Photo supplied by Rudge McKenney. From Left to Right:  Rudge McKenney, Marc Cohen, Smokey The Bear, Harry Manasewich, and a fellow rider who jumped into the picture! Photo taken August 10, 2019 on the Killer Hill Ride.

 

 

 

March Updates

WheelPeople Editors
 
HANSON WINTER SUNDAY RIDE - Runs every Sunday throughout the winter months and is another opportunity to ride off-season.
 
Town Ride collections - There should be days in March warm enough to ride and the Town collections are available for you www.crw.org/route-collection-panel-page
 
Amazon Smile If you have an Amazon Prime account please look into making CRW your charity. Details here https://www.crw.org/content/amazon-smile
 
Exercise Bikes Why wait it out for warmer weather. All is not lost, and indoor biking is available. We reference an article on the Peloton, which, according to Google, is one of our most read articles. Article here The Road Cyclist's Guide to the Peloton | Charles River Wheelers (crw.org)
 
Winter Riding Challenge The Challenge is on until March 15. Details are here CRW Winter Challenge 2022 | Charles River Wheelers
 
Curing Heart Disease  Peter Megdal is a long-time CRW member, a competitive cyclist, and has advanced degrees in Biomedical Engineering and Biotechnology. Given a family history of heart disease, and after some initial symptoms, Peter set out to reverse the disease, and get to his previous level of performance.
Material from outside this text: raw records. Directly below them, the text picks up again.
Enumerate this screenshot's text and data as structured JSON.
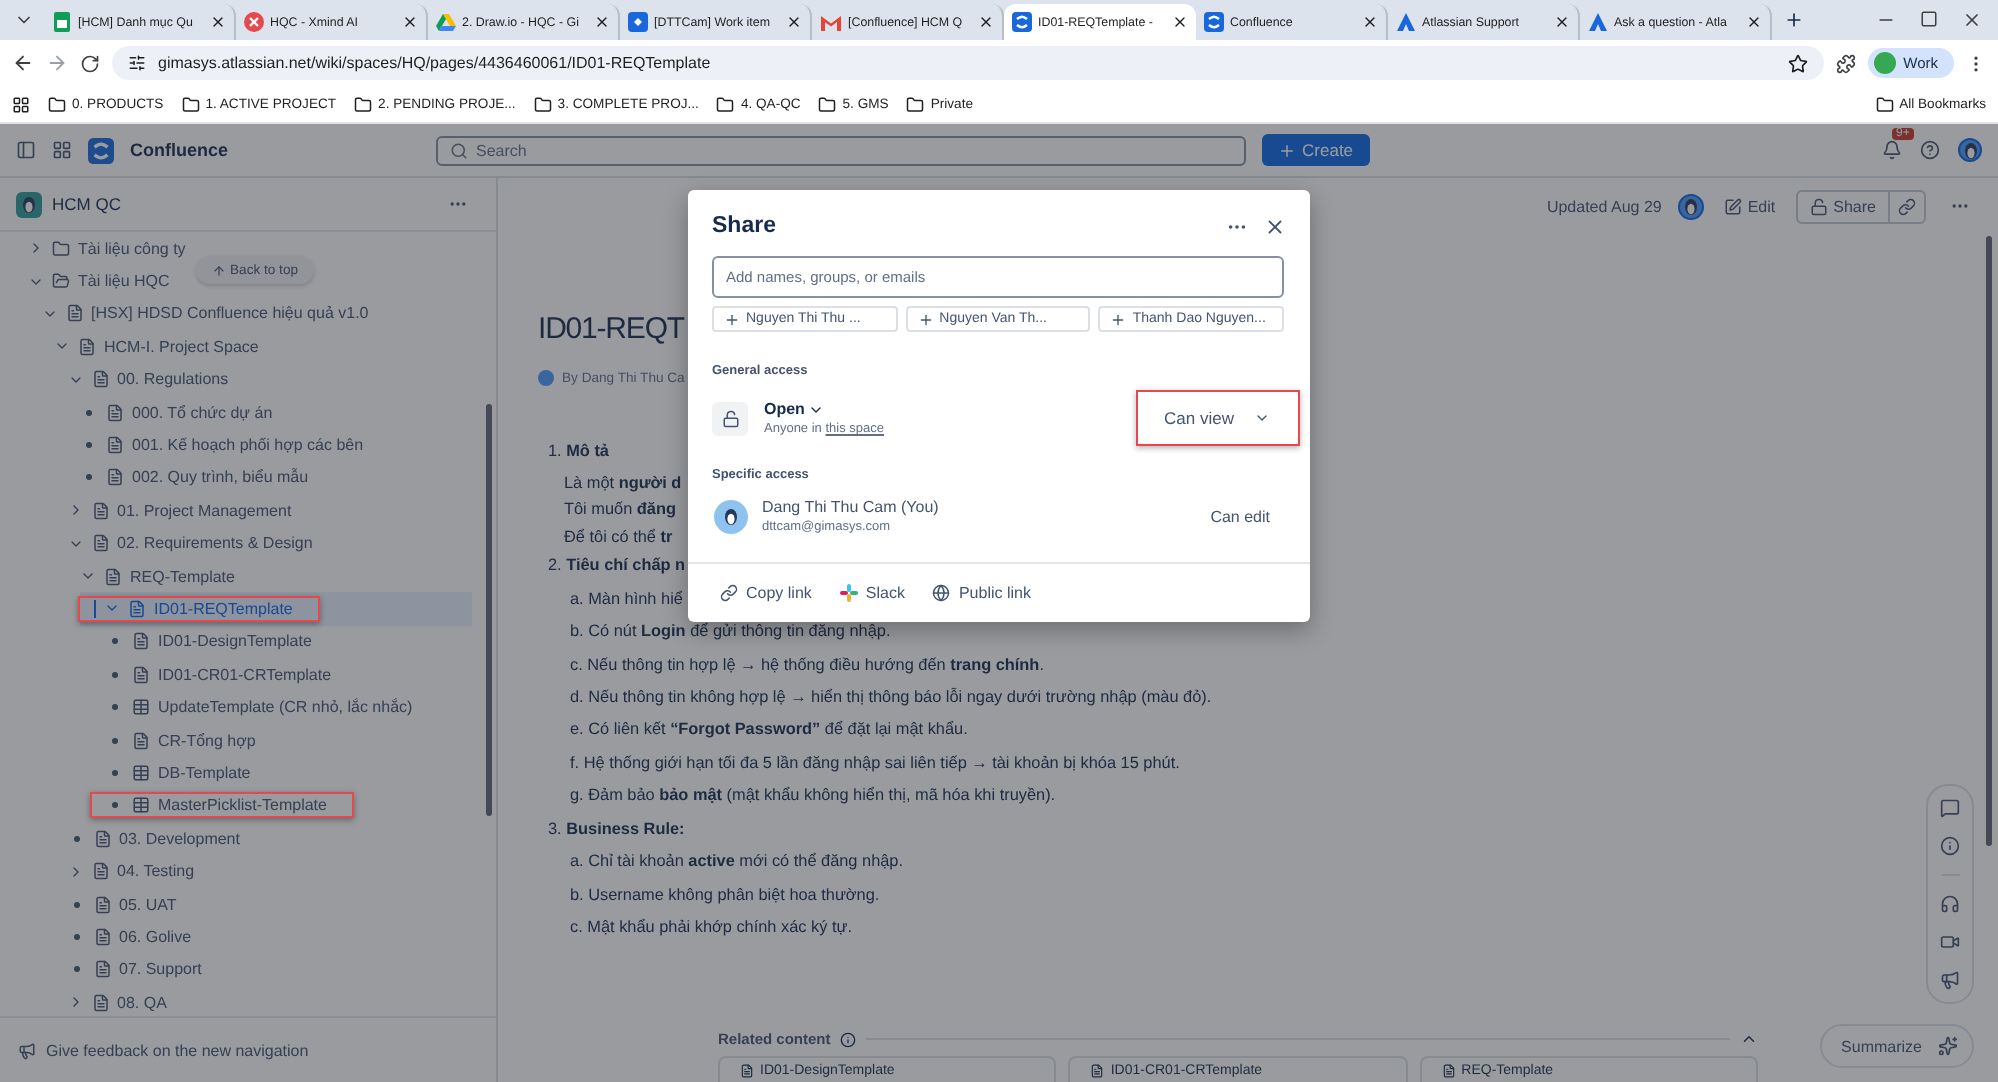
{
  "browser": {
    "tabs": [
      {
        "title": "[HCM] Danh mục Qu",
        "kind": "sheet",
        "selected": false
      },
      {
        "title": "HQC - Xmind AI",
        "kind": "xmind",
        "selected": false
      },
      {
        "title": "2. Draw.io - HQC - Gi",
        "kind": "drive",
        "selected": false
      },
      {
        "title": "[DTTCam] Work item",
        "kind": "jira",
        "selected": false
      },
      {
        "title": "[Confluence] HCM Q",
        "kind": "mail",
        "selected": false
      },
      {
        "title": "ID01-REQTemplate -",
        "kind": "confluence",
        "selected": true
      },
      {
        "title": "Confluence",
        "kind": "confluence",
        "selected": false
      },
      {
        "title": "Atlassian Support",
        "kind": "atlassian",
        "selected": false
      },
      {
        "title": "Ask a question - Atla",
        "kind": "atlassian",
        "selected": false
      }
    ],
    "address": "gimasys.atlassian.net/wiki/spaces/HQ/pages/4436460061/ID01-REQTemplate",
    "profile": "Work",
    "bookmarks": [
      "0. PRODUCTS",
      "1. ACTIVE PROJECT",
      "2. PENDING PROJE...",
      "3. COMPLETE PROJ...",
      "4. QA-QC",
      "5. GMS",
      "Private"
    ],
    "all_bookmarks": "All Bookmarks"
  },
  "app": {
    "name": "Confluence",
    "search": {
      "placeholder": "Search"
    },
    "create": "Create",
    "notifications": "9+"
  },
  "sidebar": {
    "space": "HCM QC",
    "back_to_top": "Back to top",
    "feedback": "Give feedback on the new navigation",
    "tree": [
      {
        "label": "Tài liệu công ty",
        "kind": "folder",
        "expandable": true,
        "expanded": false,
        "selected": false,
        "highlighted": false
      },
      {
        "label": "Tài liệu HQC",
        "kind": "folder",
        "expandable": true,
        "expanded": true,
        "selected": false,
        "highlighted": false,
        "children": [
          {
            "label": "[HSX] HDSD Confluence hiệu quả v1.0",
            "kind": "page",
            "expandable": true,
            "expanded": true,
            "selected": false,
            "highlighted": false,
            "children": [
              {
                "label": "HCM-I. Project Space",
                "kind": "page",
                "expandable": true,
                "expanded": true,
                "selected": false,
                "highlighted": false,
                "children": [
                  {
                    "label": "00. Regulations",
                    "kind": "page",
                    "expandable": true,
                    "expanded": true,
                    "selected": false,
                    "highlighted": false,
                    "children": [
                      {
                        "label": "000. Tổ chức dự án",
                        "kind": "page",
                        "expandable": false,
                        "selected": false,
                        "highlighted": false
                      },
                      {
                        "label": "001. Kế hoạch phối hợp các bên",
                        "kind": "page",
                        "expandable": false,
                        "selected": false,
                        "highlighted": false
                      },
                      {
                        "label": "002. Quy trình, biểu mẫu",
                        "kind": "page",
                        "expandable": false,
                        "selected": false,
                        "highlighted": false
                      }
                    ]
                  },
                  {
                    "label": "01. Project Management",
                    "kind": "page",
                    "expandable": true,
                    "expanded": false,
                    "selected": false,
                    "highlighted": false
                  },
                  {
                    "label": "02. Requirements & Design",
                    "kind": "page",
                    "expandable": true,
                    "expanded": true,
                    "selected": false,
                    "highlighted": false,
                    "children": [
                      {
                        "label": "REQ-Template",
                        "kind": "page",
                        "expandable": true,
                        "expanded": true,
                        "selected": false,
                        "highlighted": false,
                        "children": [
                          {
                            "label": "ID01-REQTemplate",
                            "kind": "page",
                            "expandable": true,
                            "expanded": true,
                            "selected": true,
                            "highlighted": true,
                            "children": [
                              {
                                "label": "ID01-DesignTemplate",
                                "kind": "page",
                                "expandable": false,
                                "selected": false,
                                "highlighted": false
                              },
                              {
                                "label": "ID01-CR01-CRTemplate",
                                "kind": "page",
                                "expandable": false,
                                "selected": false,
                                "highlighted": false
                              },
                              {
                                "label": "UpdateTemplate (CR nhỏ, lắc nhắc)",
                                "kind": "database",
                                "expandable": false,
                                "selected": false,
                                "highlighted": false
                              },
                              {
                                "label": "CR-Tổng hợp",
                                "kind": "page",
                                "expandable": false,
                                "selected": false,
                                "highlighted": false
                              },
                              {
                                "label": "DB-Template",
                                "kind": "database",
                                "expandable": false,
                                "selected": false,
                                "highlighted": false
                              },
                              {
                                "label": "MasterPicklist-Template",
                                "kind": "database",
                                "expandable": false,
                                "selected": false,
                                "highlighted": true
                              }
                            ]
                          }
                        ]
                      }
                    ]
                  },
                  {
                    "label": "03. Development",
                    "kind": "page",
                    "expandable": false,
                    "selected": false,
                    "highlighted": false
                  },
                  {
                    "label": "04. Testing",
                    "kind": "page",
                    "expandable": true,
                    "expanded": false,
                    "selected": false,
                    "highlighted": false
                  },
                  {
                    "label": "05. UAT",
                    "kind": "page",
                    "expandable": false,
                    "selected": false,
                    "highlighted": false
                  },
                  {
                    "label": "06. Golive",
                    "kind": "page",
                    "expandable": false,
                    "selected": false,
                    "highlighted": false
                  },
                  {
                    "label": "07. Support",
                    "kind": "page",
                    "expandable": false,
                    "selected": false,
                    "highlighted": false
                  },
                  {
                    "label": "08. QA",
                    "kind": "page",
                    "expandable": true,
                    "expanded": false,
                    "selected": false,
                    "highlighted": false
                  }
                ]
              }
            ]
          }
        ]
      }
    ]
  },
  "page": {
    "updated": "Updated Aug 29",
    "edit": "Edit",
    "share": "Share",
    "title": "ID01-REQT",
    "byline": "By Dang Thi Thu Ca",
    "lines": [
      {
        "kind": "section",
        "text": "1. **Mô tả**"
      },
      {
        "kind": "line",
        "text": "Là một **người d**"
      },
      {
        "kind": "line",
        "text": "Tôi muốn **đăng**"
      },
      {
        "kind": "line",
        "text": "Để tôi có thể **tr**"
      },
      {
        "kind": "section",
        "text": "2. **Tiêu chí chấp n**"
      },
      {
        "kind": "item",
        "text": "a. Màn hình hiể"
      },
      {
        "kind": "item",
        "text": "b. Có nút **Login** để gửi thông tin đăng nhập."
      },
      {
        "kind": "item",
        "text": "c. Nếu thông tin hợp lệ → hệ thống điều hướng đến **trang chính**."
      },
      {
        "kind": "item",
        "text": "d. Nếu thông tin không hợp lệ → hiển thị thông báo lỗi ngay dưới trường nhập (màu đỏ)."
      },
      {
        "kind": "item",
        "text": "e. Có liên kết **“Forgot Password”** để đặt lại mật khẩu."
      },
      {
        "kind": "item",
        "text": "f. Hệ thống giới hạn tối đa 5 lần đăng nhập sai liên tiếp → tài khoản bị khóa 15 phút."
      },
      {
        "kind": "item",
        "text": "g. Đảm bảo **bảo mật** (mật khẩu không hiển thị, mã hóa khi truyền)."
      },
      {
        "kind": "section",
        "text": "3. **Business Rule:**"
      },
      {
        "kind": "item",
        "text": "a. Chỉ tài khoản **active** mới có thể đăng nhập."
      },
      {
        "kind": "item",
        "text": "b. Username không phân biệt hoa thường."
      },
      {
        "kind": "item",
        "text": "c. Mật khẩu phải khớp chính xác ký tự."
      }
    ],
    "related": {
      "title": "Related content",
      "cards": [
        "ID01-DesignTemplate",
        "ID01-CR01-CRTemplate",
        "REQ-Template"
      ]
    },
    "summarize": "Summarize"
  },
  "share_dialog": {
    "title": "Share",
    "input": {
      "placeholder": "Add names, groups, or emails"
    },
    "suggestions": [
      "Nguyen Thi Thu ...",
      "Nguyen Van Th...",
      "Thanh Dao Nguyen..."
    ],
    "general_access": {
      "heading": "General access",
      "mode": "Open",
      "note": "Anyone in",
      "note_link": "this space",
      "permission": "Can view",
      "highlighted": true
    },
    "specific_access": {
      "heading": "Specific access",
      "people": [
        {
          "name": "Dang Thi Thu Cam (You)",
          "email": "dttcam@gimasys.com",
          "role": "Can edit"
        }
      ]
    },
    "footer": [
      {
        "label": "Copy link",
        "kind": "link"
      },
      {
        "label": "Slack",
        "kind": "slack"
      },
      {
        "label": "Public link",
        "kind": "globe"
      }
    ]
  }
}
His story about curing heart disease is documented in this lecture recorded on YouTube. More information on Peter is here.
 

 

 

 

Winter Street Bridge Westbound

John Allen

The centerpiece of the February Safety Corner was a photo of cyclists riding on a multi-lane rural highway, and I asked whether that was safe and legal, but possibly rude. I promised answers this month, and so here they are:

Yes, it is legal except on limited-access and express state highways where signs have been posted – though sometimes they are posted incorrectly.

Is it safe? With good road skills and equipment, it is safe entirely within reason. I did get one comment from a CRW member who said that he wouldn’t ride on such a highway at night, and would prefer to do it in a group, for greater visual presence. Well and good, I’m aware of those factors too. Also, I use a rear-view mirror, which greatly improves my ability to keep track of motorists behind me.

Is it rude? All other public roads are open to bicyclists. You have to use challenging roads for some part of your travels, and delay motorists briefly at times. But your right to use the road places the burden fairly on them. Some drivers may think otherwise , but you know better. And in the video embedded in this article, we’ll see traffic lights delaying motorists while bicyclists cause no delay. Many things delay motorists. Motorists often also delay bicyclists.

Our video example is the Winter Street bridge in Waltham. CRW’s Ride Leader Ride earlier this winter crossed this bridge, and so I thought that it would make a useful example. I show how making use of traffic signals to time entry can get you a lane all to yourself. Also, how lane choice and lane control give you safe clearance from passing motorists.

I’d say “get out the popcorn” except that this video runs less than three minutes.

 

 

 

John S. Allen is CRW Safety Coordinator, a certified CyclingSavvy Instructor and League Cycling Instructor and author of Bicycling Street Smarts.